In a fascinating Radiodays Europe session called “Stream Battle,” popular U.S.-based researcher Larry Rosin and Europe-based researcher/consultant Christian Schalt presented the findings of a unique research study they conducted on behalf of Austrian broadcaster Kronehit, accompanied by Kronehit PD Rüdiger Landgraf.
In that study, two groups of women in Kronehit’s target audience were provided with special smartphones that were pre-loaded with four online radio apps — Kronehit (which includes a number of linear, curated sidechannels), competitor Ö3 (which offers some on-demand elements (e.g., newscasts)), the free version of Spotify, and a jailbroken version of Pandora (which is not officially available in Europe) (and for which some English proficiency was required).
Rudiger explained, “The women carried our special smartphones for two weeks, asked to use only one of the four pre-loaded apps. To make the study affordable, we bought Chinese smartphones, had to remove their spyware, and then added ours.”
Rosin noted that as the two-week test went on, usage of Kronehit and Pandora increased.
Schalt conducted two focus groups, from which video excerpts were shown: “I did not have to put much work into Spotify; it just worked.” “Pandora really easy, great songs for hours.” Another respondent described satisfaction with Kronehit four regular and three seasonal side channels.

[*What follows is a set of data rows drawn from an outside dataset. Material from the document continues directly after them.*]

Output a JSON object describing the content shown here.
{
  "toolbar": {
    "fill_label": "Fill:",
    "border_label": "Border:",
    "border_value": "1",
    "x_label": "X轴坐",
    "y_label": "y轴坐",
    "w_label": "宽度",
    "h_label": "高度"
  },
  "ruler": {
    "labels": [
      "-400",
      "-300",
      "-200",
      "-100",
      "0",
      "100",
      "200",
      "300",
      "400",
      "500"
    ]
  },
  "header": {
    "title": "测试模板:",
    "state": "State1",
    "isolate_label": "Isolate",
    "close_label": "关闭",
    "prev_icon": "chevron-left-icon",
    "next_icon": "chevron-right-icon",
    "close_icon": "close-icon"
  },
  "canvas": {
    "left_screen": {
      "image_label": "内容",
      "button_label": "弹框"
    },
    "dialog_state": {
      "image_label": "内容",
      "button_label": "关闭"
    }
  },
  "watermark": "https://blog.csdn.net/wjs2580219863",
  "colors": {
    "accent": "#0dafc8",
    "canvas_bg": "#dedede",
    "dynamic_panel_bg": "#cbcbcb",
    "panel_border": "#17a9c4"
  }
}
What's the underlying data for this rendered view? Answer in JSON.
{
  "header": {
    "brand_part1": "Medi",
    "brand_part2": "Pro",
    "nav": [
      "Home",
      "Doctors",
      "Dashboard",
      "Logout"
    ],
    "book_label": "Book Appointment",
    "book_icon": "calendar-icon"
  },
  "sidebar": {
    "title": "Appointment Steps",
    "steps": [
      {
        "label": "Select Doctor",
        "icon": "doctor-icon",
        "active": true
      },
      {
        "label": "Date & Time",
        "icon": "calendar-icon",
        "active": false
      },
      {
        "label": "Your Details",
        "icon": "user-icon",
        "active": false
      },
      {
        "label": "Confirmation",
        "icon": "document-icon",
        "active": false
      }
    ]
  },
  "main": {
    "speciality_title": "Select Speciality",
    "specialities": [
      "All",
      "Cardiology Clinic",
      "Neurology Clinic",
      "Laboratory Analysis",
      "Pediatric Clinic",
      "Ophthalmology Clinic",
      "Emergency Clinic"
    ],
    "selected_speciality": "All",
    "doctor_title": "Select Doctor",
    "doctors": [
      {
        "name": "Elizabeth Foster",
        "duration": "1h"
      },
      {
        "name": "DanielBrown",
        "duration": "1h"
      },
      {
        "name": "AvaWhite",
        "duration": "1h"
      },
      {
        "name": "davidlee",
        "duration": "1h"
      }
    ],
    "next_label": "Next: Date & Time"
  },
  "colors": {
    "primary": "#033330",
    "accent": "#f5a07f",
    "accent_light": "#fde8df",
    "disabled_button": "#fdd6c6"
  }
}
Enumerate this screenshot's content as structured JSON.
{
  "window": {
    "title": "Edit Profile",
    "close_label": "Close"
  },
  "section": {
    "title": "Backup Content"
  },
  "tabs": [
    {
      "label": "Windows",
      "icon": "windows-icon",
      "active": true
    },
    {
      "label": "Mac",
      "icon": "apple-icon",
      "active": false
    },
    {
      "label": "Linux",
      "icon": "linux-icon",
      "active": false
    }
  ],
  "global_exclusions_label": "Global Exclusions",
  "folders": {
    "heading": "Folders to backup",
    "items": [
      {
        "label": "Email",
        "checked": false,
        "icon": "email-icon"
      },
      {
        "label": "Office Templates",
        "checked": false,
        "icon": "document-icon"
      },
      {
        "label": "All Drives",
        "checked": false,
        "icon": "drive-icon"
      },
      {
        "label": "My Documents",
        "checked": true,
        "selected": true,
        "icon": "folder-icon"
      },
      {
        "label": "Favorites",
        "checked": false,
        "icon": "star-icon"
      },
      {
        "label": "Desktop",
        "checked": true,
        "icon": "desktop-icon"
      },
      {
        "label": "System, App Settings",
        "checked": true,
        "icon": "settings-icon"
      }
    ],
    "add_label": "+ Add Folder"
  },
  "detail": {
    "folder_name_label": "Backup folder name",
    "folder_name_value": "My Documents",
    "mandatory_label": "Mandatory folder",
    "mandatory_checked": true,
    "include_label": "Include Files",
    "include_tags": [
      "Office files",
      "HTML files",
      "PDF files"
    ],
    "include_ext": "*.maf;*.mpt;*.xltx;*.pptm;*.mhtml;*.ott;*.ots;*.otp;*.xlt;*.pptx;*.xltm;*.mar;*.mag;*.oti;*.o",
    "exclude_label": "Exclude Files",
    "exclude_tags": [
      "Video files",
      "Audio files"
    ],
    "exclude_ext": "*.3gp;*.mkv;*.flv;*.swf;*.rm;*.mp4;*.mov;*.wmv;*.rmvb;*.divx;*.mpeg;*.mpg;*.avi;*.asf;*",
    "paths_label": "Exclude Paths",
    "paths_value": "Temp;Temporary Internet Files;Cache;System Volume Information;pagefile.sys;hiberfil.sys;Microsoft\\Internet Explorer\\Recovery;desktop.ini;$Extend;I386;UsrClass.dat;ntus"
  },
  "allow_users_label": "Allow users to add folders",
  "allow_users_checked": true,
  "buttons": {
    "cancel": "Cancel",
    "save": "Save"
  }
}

Conclusions: (1) According to Rosin, Pandora did great, despite no previous familiarity. “Over and over again, we saw the power of the music choice algorithm — 50 billion thumbs to powerfully predict what song you might want to hear next.” (2) The ‘radio’ apps were surprisingly competitive with the pureplays, in particular Kronehits’s workaround with their curated stations. (3) Landgraf noted that technical quality is vital — progrressive downloading (no dropouts) and ease of use. (4) Skipping songs, Rudiger said, is a “killer app.” Rewinding would be even more so.
Schalt concluded, “A mere simulcast won’t wont save you; invest in platforms and technology.” Rosin agreed, saying, “Simulcasts will have limited competitiveness in this new world.” He also observed that the market for radio is extremely larger than on-demand” and assured attendees, “I’ve researched this extensively, and consumers do think Pandora is ‘radio.'”